Kube-monkey will only terminate pods that have explicitly opted in by specifying certain Kube-monkey <span class="code-class-custom">metadata labels</span>. The following illustrates the basic labels that can be specified to allow Kube-monkey to kill pods within the application.
Check out the GitHub repository for more information on installing and using Kube-monkey.
Engineering Chaos In Kubernetes with Gremlin
Gremlin simplifies your Chaos Engineering workflow for Kubernetes by making it safe and effortless to execute Chaos Experiments across all nodes. As a distributed architecture Kubernetes is particularly sensitive to instability and unexpected failures. Gremlin can overload resources, impact network traffic, shutdown nodes, and more on your Kubernetes clusters.
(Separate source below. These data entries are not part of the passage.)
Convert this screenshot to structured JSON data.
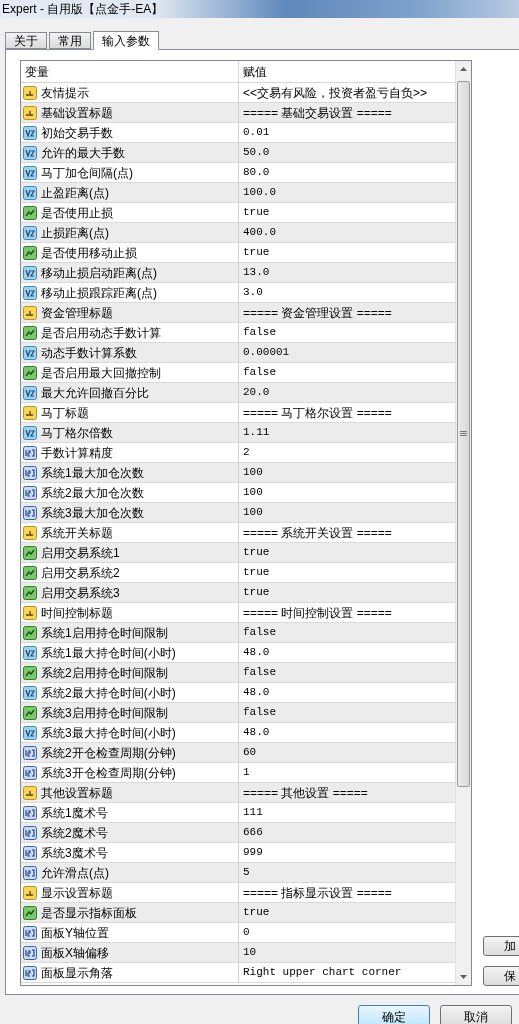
{
  "window": {
    "title": "Expert - 自用版【点金手-EA】"
  },
  "tabs": [
    {
      "label": "关于",
      "selected": false
    },
    {
      "label": "常用",
      "selected": false
    },
    {
      "label": "输入参数",
      "selected": true
    }
  ],
  "table": {
    "columns": [
      "变量",
      "赋值"
    ],
    "rows": [
      {
        "kind": "string",
        "name": "友情提示",
        "value": "<<交易有风险，投资者盈亏自负>>"
      },
      {
        "kind": "string",
        "name": "基础设置标题",
        "value": "===== 基础交易设置 ====="
      },
      {
        "kind": "double",
        "name": "初始交易手数",
        "value": "0.01"
      },
      {
        "kind": "double",
        "name": "允许的最大手数",
        "value": "50.0"
      },
      {
        "kind": "double",
        "name": "马丁加仓间隔(点)",
        "value": "80.0"
      },
      {
        "kind": "double",
        "name": "止盈距离(点)",
        "value": "100.0"
      },
      {
        "kind": "bool",
        "name": "是否使用止损",
        "value": "true"
      },
      {
        "kind": "double",
        "name": "止损距离(点)",
        "value": "400.0"
      },
      {
        "kind": "bool",
        "name": "是否使用移动止损",
        "value": "true"
      },
      {
        "kind": "double",
        "name": "移动止损启动距离(点)",
        "value": "13.0"
      },
      {
        "kind": "double",
        "name": "移动止损跟踪距离(点)",
        "value": "3.0"
      },
      {
        "kind": "string",
        "name": "资金管理标题",
        "value": "===== 资金管理设置 ====="
      },
      {
        "kind": "bool",
        "name": "是否启用动态手数计算",
        "value": "false"
      },
      {
        "kind": "double",
        "name": "动态手数计算系数",
        "value": "0.00001"
      },
      {
        "kind": "bool",
        "name": "是否启用最大回撤控制",
        "value": "false"
      },
      {
        "kind": "double",
        "name": "最大允许回撤百分比",
        "value": "20.0"
      },
      {
        "kind": "string",
        "name": "马丁标题",
        "value": "===== 马丁格尔设置 ====="
      },
      {
        "kind": "double",
        "name": "马丁格尔倍数",
        "value": "1.11"
      },
      {
        "kind": "int",
        "name": "手数计算精度",
        "value": "2"
      },
      {
        "kind": "int",
        "name": "系统1最大加仓次数",
        "value": "100"
      },
      {
        "kind": "int",
        "name": "系统2最大加仓次数",
        "value": "100"
      },
      {
        "kind": "int",
        "name": "系统3最大加仓次数",
        "value": "100"
      },
      {
        "kind": "string",
        "name": "系统开关标题",
        "value": "===== 系统开关设置 ====="
      },
      {
        "kind": "bool",
        "name": "启用交易系统1",
        "value": "true"
      },
      {
        "kind": "bool",
        "name": "启用交易系统2",
        "value": "true"
      },
      {
        "kind": "bool",
        "name": "启用交易系统3",
        "value": "true"
      },
      {
        "kind": "string",
        "name": "时间控制标题",
        "value": "===== 时间控制设置 ====="
      },
      {
        "kind": "bool",
        "name": "系统1启用持仓时间限制",
        "value": "false"
      },
      {
        "kind": "double",
        "name": "系统1最大持仓时间(小时)",
        "value": "48.0"
      },
      {
        "kind": "bool",
        "name": "系统2启用持仓时间限制",
        "value": "false"
      },
      {
        "kind": "double",
        "name": "系统2最大持仓时间(小时)",
        "value": "48.0"
      },
      {
        "kind": "bool",
        "name": "系统3启用持仓时间限制",
        "value": "false"
      },
      {
        "kind": "double",
        "name": "系统3最大持仓时间(小时)",
        "value": "48.0"
      },
      {
        "kind": "int",
        "name": "系统2开仓检查周期(分钟)",
        "value": "60"
      },
      {
        "kind": "int",
        "name": "系统3开仓检查周期(分钟)",
        "value": "1"
      },
      {
        "kind": "string",
        "name": "其他设置标题",
        "value": "===== 其他设置 ====="
      },
      {
        "kind": "int",
        "name": "系统1魔术号",
        "value": "111"
      },
      {
        "kind": "int",
        "name": "系统2魔术号",
        "value": "666"
      },
      {
        "kind": "int",
        "name": "系统3魔术号",
        "value": "999"
      },
      {
        "kind": "int",
        "name": "允许滑点(点)",
        "value": "5"
      },
      {
        "kind": "string",
        "name": "显示设置标题",
        "value": "===== 指标显示设置 ====="
      },
      {
        "kind": "bool",
        "name": "是否显示指标面板",
        "value": "true"
      },
      {
        "kind": "int",
        "name": "面板Y轴位置",
        "value": "0"
      },
      {
        "kind": "int",
        "name": "面板X轴偏移",
        "value": "10"
      },
      {
        "kind": "int",
        "name": "面板显示角落",
        "value": "Right upper chart corner"
      }
    ]
  },
  "side_buttons": [
    "加",
    "保"
  ],
  "buttons": [
    {
      "label": "确定",
      "default": true
    },
    {
      "label": "取消",
      "default": false
    }
  ]
}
Kubernetes Pod Chaos Monkey
Kubernetes Pod Chaos Monkey is a Chaos Monkey-style tool for Kubernetes. The code itself is a local shell script that issues kubectl commands to occasionally locate and then delete Kubernetes pods. It targets a cluster based on the configurable <span class="code-class-custom">NAMESPACE</span> and attempts to destroy a node every <span class="code-class-custom">DELAY</span> seconds (defaulting to 30).
Since Kubernetes Pod Chaos Monkey is essentially a simple shell script it can be modified quite easily.
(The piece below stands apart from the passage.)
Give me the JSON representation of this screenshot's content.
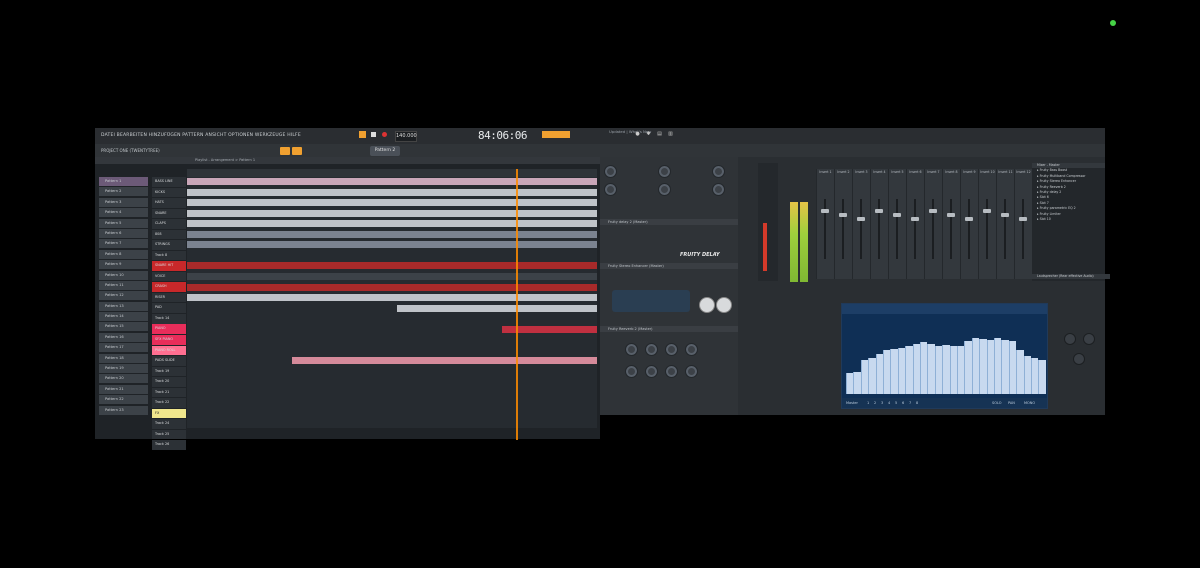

The Chaos Toolkit
The Chaos Toolkit is an open-source and extensible tool that is written in Python. It uses platform-specific drivers to connect to your Kubernetes cluster and execute Chaos Experiments. Every experiment performed by Chaos Toolkit is written in JSON using a robust API. Experiments are made up of a few key elements that are executed sequentially and allow the experiment to bail out if any step in the process fails.